Tracks available on this Youtube playlist (not exactly accurate).
Randophonic airs pretty much every Saturday night, starting 11 pm (Pacific time) c/o CiTR.FM.101.9, with streaming and/or download options usually available within twenty-four hours via our Facebook page.
As the story goes, David Crosby‘s girlfriend Christine Hinton had recently been killed in a car accident, and out of the haze of grief (and with a lot of help from his friends) came 1971’s If Only I Could Remember My Name, his first and best solo album, and one of the finest folk-based, free-form exploratory records of any era. Case in point, the mostly instrumental What Are Their Names? which just sort of creeps along at first but by the time it’s done, it’s delivered a defiant punch. Like hanging out with your friends, getting high, yet bemoaning the deep inequities of the world, how the rich keep on getting richer and the poor just keep getting eaten. And guess what? The masters of war behind it all live just over yonder hill. Perhaps we should go pay them a visit, do a little sharing.

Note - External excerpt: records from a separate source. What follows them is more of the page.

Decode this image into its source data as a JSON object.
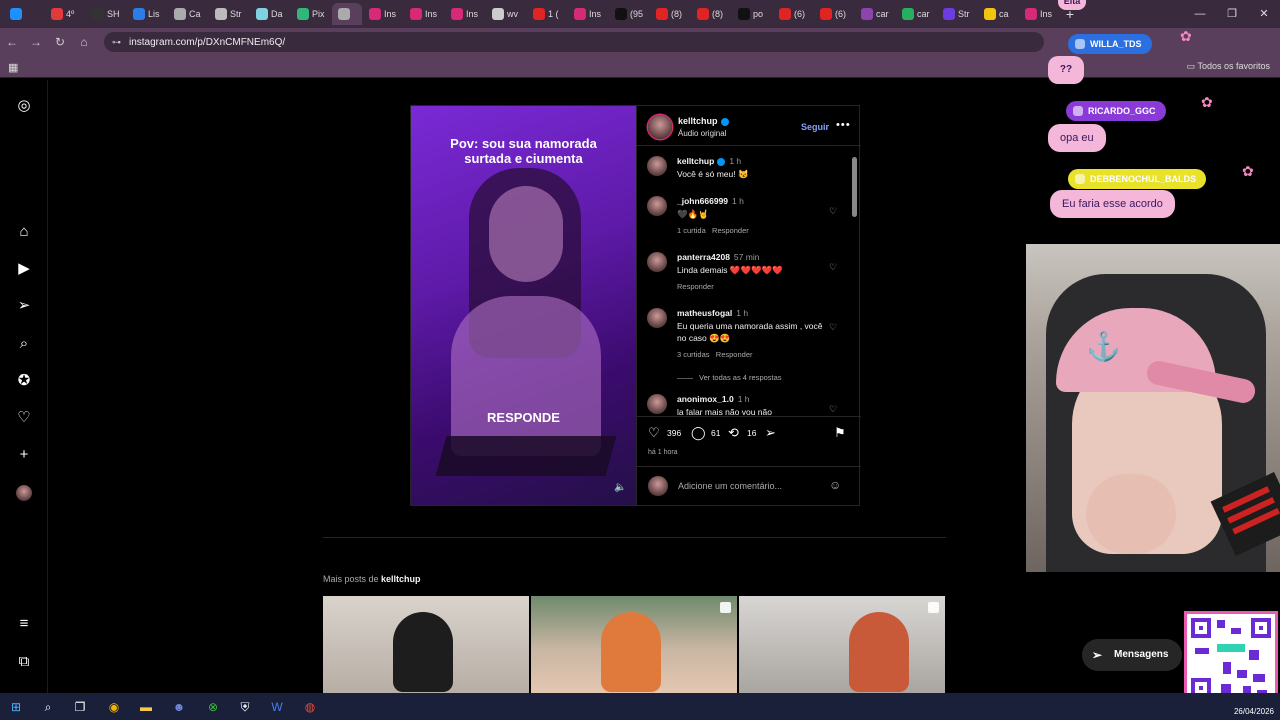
{
  "browser": {
    "tabs": [
      {
        "label": "",
        "color": "#1e90ff"
      },
      {
        "label": "4º",
        "color": "#e03a3a"
      },
      {
        "label": "SH",
        "color": "#333333"
      },
      {
        "label": "Lis",
        "color": "#2b7de9"
      },
      {
        "label": "Ca",
        "color": "#aaaaaa"
      },
      {
        "label": "Str",
        "color": "#bbbbbb"
      },
      {
        "label": "Da",
        "color": "#7fd3e0"
      },
      {
        "label": "Pix",
        "color": "#2fb87a"
      },
      {
        "label": "",
        "color": "#aaaaaa",
        "active": true
      },
      {
        "label": "Ins",
        "color": "#d62976"
      },
      {
        "label": "Ins",
        "color": "#d62976"
      },
      {
        "label": "Ins",
        "color": "#d62976"
      },
      {
        "label": "wv",
        "color": "#cccccc"
      },
      {
        "label": "1 (",
        "color": "#e02424"
      },
      {
        "label": "Ins",
        "color": "#d62976"
      },
      {
        "label": "(95",
        "color": "#111111"
      },
      {
        "label": "(8)",
        "color": "#e02424"
      },
      {
        "label": "(8)",
        "color": "#e02424"
      },
      {
        "label": "po",
        "color": "#111111"
      },
      {
        "label": "(6)",
        "color": "#e02424"
      },
      {
        "label": "(6)",
        "color": "#e02424"
      },
      {
        "label": "car",
        "color": "#8e44ad"
      },
      {
        "label": "car",
        "color": "#27ae60"
      },
      {
        "label": "Str",
        "color": "#6c3ce0"
      },
      {
        "label": "ca",
        "color": "#f1c40f"
      },
      {
        "label": "Ins",
        "color": "#d62976"
      }
    ],
    "url": "instagram.com/p/DXnCMFNEm6Q/",
    "bookmarks_all": "Todos os favoritos"
  },
  "post": {
    "caption_top": "Pov: sou sua namorada surtada e ciumenta",
    "caption_bottom": "RESPONDE",
    "author": "kelltchup",
    "audio": "Áudio original",
    "follow_label": "Seguir",
    "caption_comment": {
      "user": "kelltchup",
      "time": "1 h",
      "text": "Você é só meu! 😼"
    },
    "comments": [
      {
        "user": "_john666999",
        "time": "1 h",
        "text": "🖤🔥🤘",
        "likes": "1 curtida",
        "reply": "Responder"
      },
      {
        "user": "panterra4208",
        "time": "57 min",
        "text": "Linda demais ❤️❤️❤️❤️❤️",
        "likes": "",
        "reply": "Responder"
      },
      {
        "user": "matheusfogal",
        "time": "1 h",
        "text": "Eu queria uma namorada assim , você no caso 😍😍",
        "likes": "3 curtidas",
        "reply": "Responder"
      },
      {
        "user": "anonimox_1.0",
        "time": "1 h",
        "text": "la falar mais não vou não",
        "likes": "",
        "reply": ""
      }
    ],
    "view_replies": "Ver todas as 4 respostas",
    "like_count": "396",
    "comment_count": "61",
    "share_count": "16",
    "posted": "há 1 hora",
    "add_comment_placeholder": "Adicione um comentário..."
  },
  "more_posts": {
    "prefix": "Mais posts de",
    "user": "kelltchup"
  },
  "overlay": {
    "top_text": "Eita",
    "chat": [
      {
        "user": "WILLA_TDS",
        "message": "??",
        "color": "#2b6fe0"
      },
      {
        "user": "RICARDO_GGC",
        "message": "opa eu",
        "color": "#8a3ad8"
      },
      {
        "user": "DEBBENOCHUL_BALDS",
        "message": "Eu faria esse acordo",
        "color": "#e8e22a"
      }
    ]
  },
  "messages_label": "Mensagens",
  "taskbar": {
    "date": "26/04/2026"
  }
}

“We’re listening to Who Knows from Band of Gypsys, the Jimi Hendrix 1970 New Years live album. Two guys are arguing about the relative quality of his backing magicians. The Experience versus the Band of Gypsys lineup of Buddy Myles and Billy Cox. A third guy finally pipes in, ‘Hey, if they were good enough for Jimi, they’re good enough for me. Now shut the f*** up and listen.’ Which, in the case of the Band of Gypsys, should drive home the point that barely eight months before his death, whatever may have been going down in the man’s personal life, Jimi Hendrix was anything but in a creative rut.” (Philip Random)
“There’s not enough Joni Mitchell on this list. It’s true. But it’s all there in the guidelines. If I didn’t own it on vinyl by August-4-2000, it didn’t qualify. And as of that date, all I had was Blue. Which tends to satisfy the if-you-can-only-own-one-Joni-Mitchell-album-it-should-be-Blue club, but why the hell would you only limit yourself to one? That’s just dumb (he said, looking his younger self in the mirror).” (Philip Random)
The Twelve Mixtapes of Christmas have got nothing to do with Christmas (beyond being a gift to you) and they’re not actually mix tapes, or CDs for that matter – just mixes, each 49-minutes long, one posted to Randophonic’s Mixcloud for each day of Twelvetide (aka the Twelve Days of Christmas).
The mixes are in fact remnants of an unfinished project from a few years back that had something to do with compiling a playlist for an alternative to Alternative Rock (or whatever) radio station. To be honest, we’re not one hundred percent clear about any of it because somebody spilled (what we hope is) red wine on the official transcript, thus rendering key parts illegible.
Bottom line: it’s five hundred eighty-eight minutes of music covering all manner of ground, from David Bowie to Bow Wow Wow to Tuxedomoon to Claudine Longet, Ray Charles, Stevie Wonder, Captain Beefheart, Aphrodite’s Child, Tom Jones, Marilyn Manson, Ike + Tina Turner, anything and everything, as long as it’s good.
“A Sonic Youth song about Joni Mitchell (or so I think I read somewhere years ago), found on 1988’s Daydream Nation, a four-sided psychedelic monster if there ever was one (even if it did show up in a most un-psychedelic year). Or whatever. I’ve always had trouble putting words to Daydream Nation kicking as it did through all the gloom and permafrost of its time, like an unexpected future full of cool and fierce and infinitely complex noise, and in that complexity hope, I guess. Because I did need it.” (Philip Random)